**DESCRIPTION OF THE TASK**
How many of the lines below hold the word "value"? Answer only with the number.

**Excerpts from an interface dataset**
——

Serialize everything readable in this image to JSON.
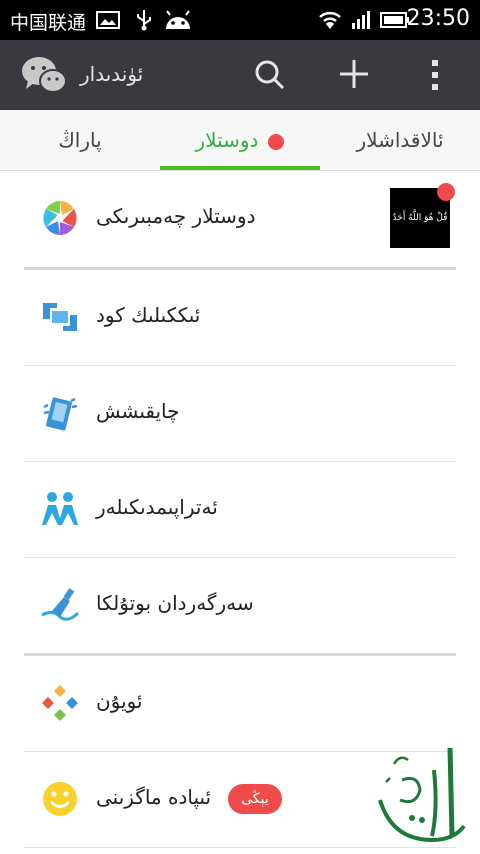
{
  "status": {
    "carrier": "中国联通",
    "time": "23:50"
  },
  "appbar": {
    "title": "ئۈندىدار"
  },
  "tabs": [
    {
      "label": "ئالاقداشلار",
      "active": false
    },
    {
      "label": "دوستلار",
      "active": true,
      "has_dot": true
    },
    {
      "label": "پاراڭ",
      "active": false
    }
  ],
  "list": {
    "moments": {
      "label": "دوستلار چەمبىرىكى",
      "thumb_text": "قُلْ هُوَ اللَّهُ أَحَدٌ"
    },
    "scan": {
      "label": "ئىككىلىك كود"
    },
    "shake": {
      "label": "چايقىشش"
    },
    "nearby": {
      "label": "ئەتراپىمدىكىلەر"
    },
    "bottle": {
      "label": "سەرگەردان بوتۇلكا"
    },
    "games": {
      "label": "ئويۇن"
    },
    "expression": {
      "label": "ئىپادە ماگزىنى",
      "badge": "يېڭى"
    }
  },
  "watermark": {
    "text": "ئاليۇتۇرى"
  },
  "colors": {
    "status_bar": "#000000",
    "app_bar": "#393a3f",
    "accent_green": "#46c01b",
    "active_tab_text": "#2fb13f",
    "red_dot": "#f04b4b"
  }
}
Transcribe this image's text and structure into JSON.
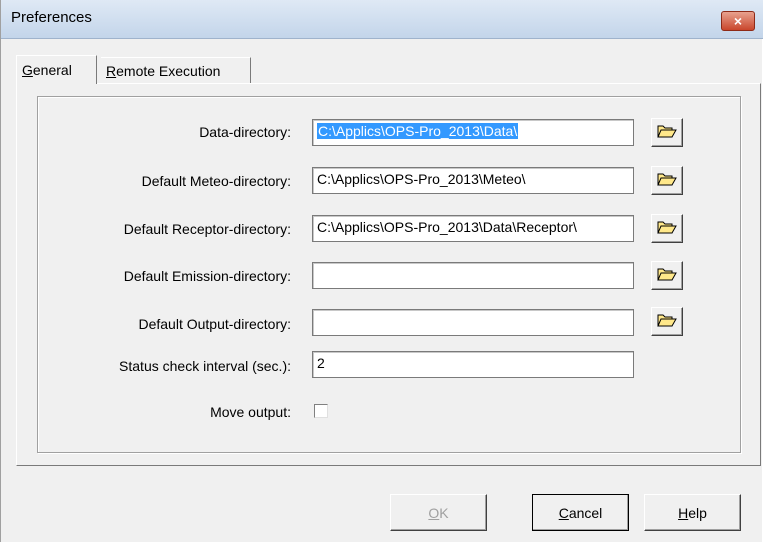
{
  "window": {
    "title": "Preferences",
    "close_label": "×"
  },
  "tabs": [
    {
      "label_prefix": "",
      "label_mnemonic": "G",
      "label_rest": "eneral",
      "selected": true
    },
    {
      "label_prefix": "",
      "label_mnemonic": "R",
      "label_rest": "emote Execution",
      "selected": false
    }
  ],
  "form": {
    "data_directory": {
      "label": "Data-directory:",
      "value": "C:\\Applics\\OPS-Pro_2013\\Data\\",
      "selected": true
    },
    "meteo_directory": {
      "label": "Default Meteo-directory:",
      "value": "C:\\Applics\\OPS-Pro_2013\\Meteo\\"
    },
    "receptor_directory": {
      "label": "Default Receptor-directory:",
      "value": "C:\\Applics\\OPS-Pro_2013\\Data\\Receptor\\"
    },
    "emission_directory": {
      "label": "Default Emission-directory:",
      "value": ""
    },
    "output_directory": {
      "label": "Default Output-directory:",
      "value": ""
    },
    "status_interval": {
      "label": "Status check interval (sec.):",
      "value": "2"
    },
    "move_output": {
      "label": "Move output:",
      "checked": false
    }
  },
  "buttons": {
    "ok": {
      "mnemonic": "O",
      "rest": "K",
      "enabled": false
    },
    "cancel": {
      "mnemonic": "C",
      "rest": "ancel",
      "enabled": true
    },
    "help": {
      "mnemonic": "H",
      "rest": "elp",
      "enabled": true
    }
  },
  "icons": {
    "folder": "open-folder-icon"
  },
  "colors": {
    "selection": "#3399ff",
    "folder_fill": "#ffe88a",
    "close_button": "#c9462c"
  }
}
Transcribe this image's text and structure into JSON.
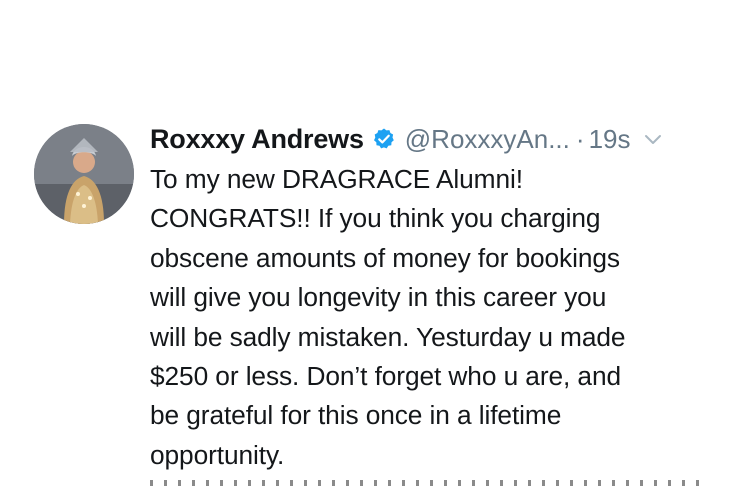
{
  "tweet": {
    "author_name": "Roxxxy Andrews",
    "handle": "@RoxxxyAn...",
    "separator": "·",
    "timestamp": "19s",
    "body_lines": [
      "To my new DRAGRACE Alumni!",
      "CONGRATS!! If you think you charging",
      "obscene amounts of money for bookings",
      "will give you longevity in this career you",
      "will be sadly mistaken. Yesturday u made",
      "$250 or less. Don’t forget who u are, and",
      "be grateful for this once in a lifetime",
      "opportunity."
    ]
  },
  "icons": {
    "verified": "verified-badge-icon",
    "caret": "chevron-down-icon"
  },
  "colors": {
    "text": "#14171a",
    "secondary": "#657786",
    "verified_blue": "#1da1f2",
    "background": "#ffffff"
  }
}
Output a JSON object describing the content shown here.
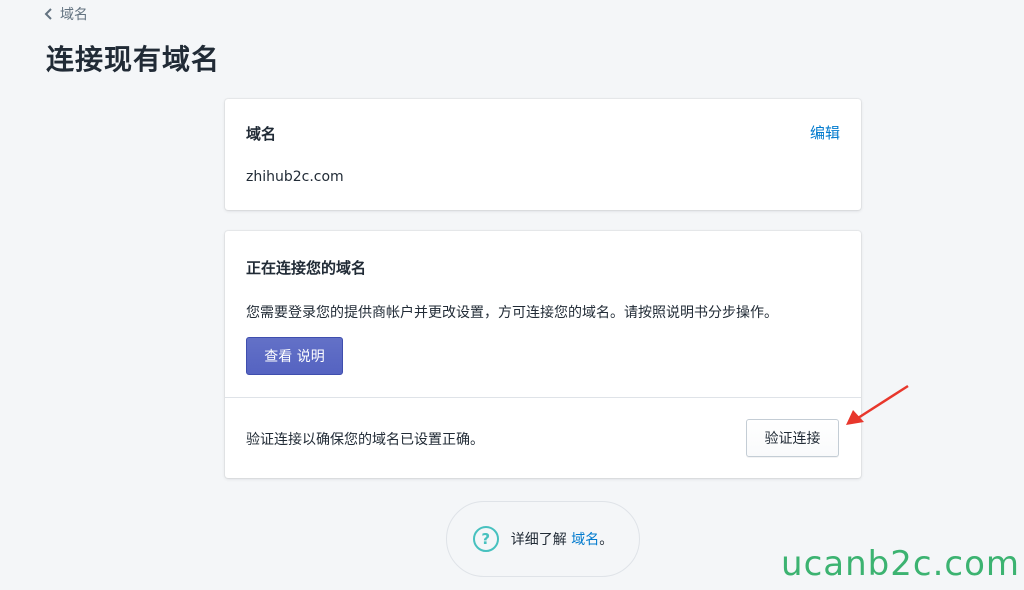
{
  "breadcrumb": {
    "label": "域名"
  },
  "page_title": "连接现有域名",
  "domain_card": {
    "heading": "域名",
    "edit_label": "编辑",
    "domain": "zhihub2c.com"
  },
  "connect_card": {
    "heading": "正在连接您的域名",
    "description": "您需要登录您的提供商帐户并更改设置，方可连接您的域名。请按照说明书分步操作。",
    "view_button": "查看 说明",
    "verify_text": "验证连接以确保您的域名已设置正确。",
    "verify_button": "验证连接"
  },
  "help": {
    "icon": "question-circle-icon",
    "prefix": "详细了解 ",
    "link": "域名",
    "suffix": "。"
  },
  "watermark": "ucanb2c.com",
  "colors": {
    "background": "#f4f6f8",
    "link": "#007ace",
    "primary_button": "#5c6ac4",
    "help_icon": "#47c1bf",
    "arrow": "#e8372c",
    "watermark": "#3cb371"
  }
}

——

**EXERCISE RESULT**
6